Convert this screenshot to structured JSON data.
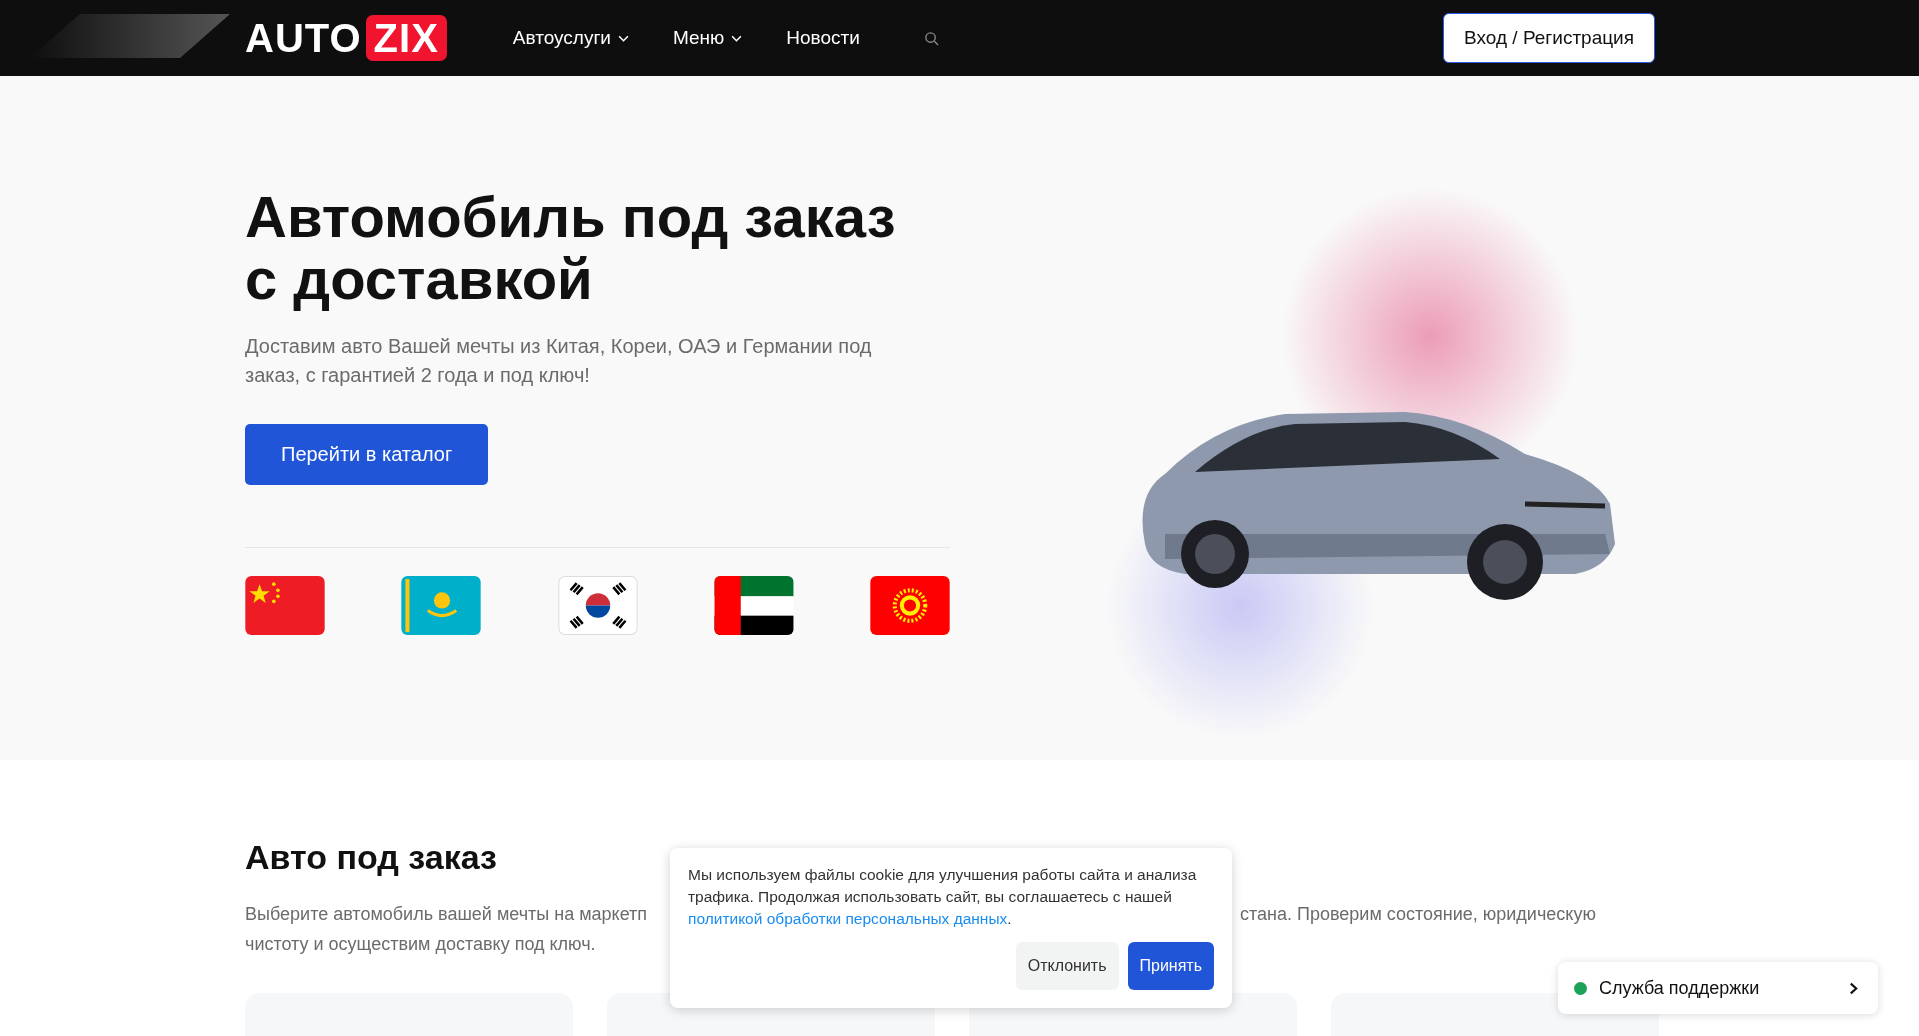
{
  "header": {
    "logo": {
      "text": "AUTO",
      "badge": "ZIX"
    },
    "nav": [
      {
        "label": "Автоуслуги",
        "has_menu": true
      },
      {
        "label": "Меню",
        "has_menu": true
      },
      {
        "label": "Новости",
        "has_menu": false
      }
    ],
    "login_button": "Вход / Регистрация"
  },
  "hero": {
    "title": "Автомобиль под заказ с доставкой",
    "subtitle": "Доставим авто Вашей мечты из Китая, Кореи, ОАЭ и Германии под заказ, с гарантией 2 года и под ключ!",
    "button": "Перейти в каталог",
    "flags": [
      {
        "kind": "china"
      },
      {
        "kind": "kazakhstan"
      },
      {
        "kind": "korea"
      },
      {
        "kind": "uae"
      },
      {
        "kind": "kyrgyzstan"
      }
    ]
  },
  "section": {
    "title": "Авто под заказ",
    "line_1_start": "Выберите автомобиль вашей мечты на маркетп",
    "line_1_end": "стана. Проверим состояние, юридическую",
    "line_2": "чистоту и осуществим доставку под ключ."
  },
  "cookie": {
    "text_before": "Мы используем файлы cookie для улучшения работы сайта и анализа трафика. Продолжая использовать сайт, вы соглашаетесь с нашей ",
    "link": "политикой обработки персональных данных",
    "text_after": ".",
    "decline": "Отклонить",
    "accept": "Принять"
  },
  "support": {
    "label": "Служба поддержки",
    "online": true
  }
}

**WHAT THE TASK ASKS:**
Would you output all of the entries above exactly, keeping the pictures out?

**YOUR RESPONSE:**
Convert this screenshot to structured JSON data.
{
  "header": {
    "logo": {
      "text": "AUTO",
      "badge": "ZIX"
    },
    "nav": [
      {
        "label": "Автоуслуги",
        "has_menu": true
      },
      {
        "label": "Меню",
        "has_menu": true
      },
      {
        "label": "Новости",
        "has_menu": false
      }
    ],
    "login_button": "Вход / Регистрация"
  },
  "hero": {
    "title": "Автомобиль под заказ с доставкой",
    "subtitle": "Доставим авто Вашей мечты из Китая, Кореи, ОАЭ и Германии под заказ, с гарантией 2 года и под ключ!",
    "button": "Перейти в каталог",
    "flags": [
      {
        "kind": "china"
      },
      {
        "kind": "kazakhstan"
      },
      {
        "kind": "korea"
      },
      {
        "kind": "uae"
      },
      {
        "kind": "kyrgyzstan"
      }
    ]
  },
  "section": {
    "title": "Авто под заказ",
    "line_1_start": "Выберите автомобиль вашей мечты на маркетп",
    "line_1_end": "стана. Проверим состояние, юридическую",
    "line_2": "чистоту и осуществим доставку под ключ."
  },
  "cookie": {
    "text_before": "Мы используем файлы cookie для улучшения работы сайта и анализа трафика. Продолжая использовать сайт, вы соглашаетесь с нашей ",
    "link": "политикой обработки персональных данных",
    "text_after": ".",
    "decline": "Отклонить",
    "accept": "Принять"
  },
  "support": {
    "label": "Служба поддержки",
    "online": true
  }
}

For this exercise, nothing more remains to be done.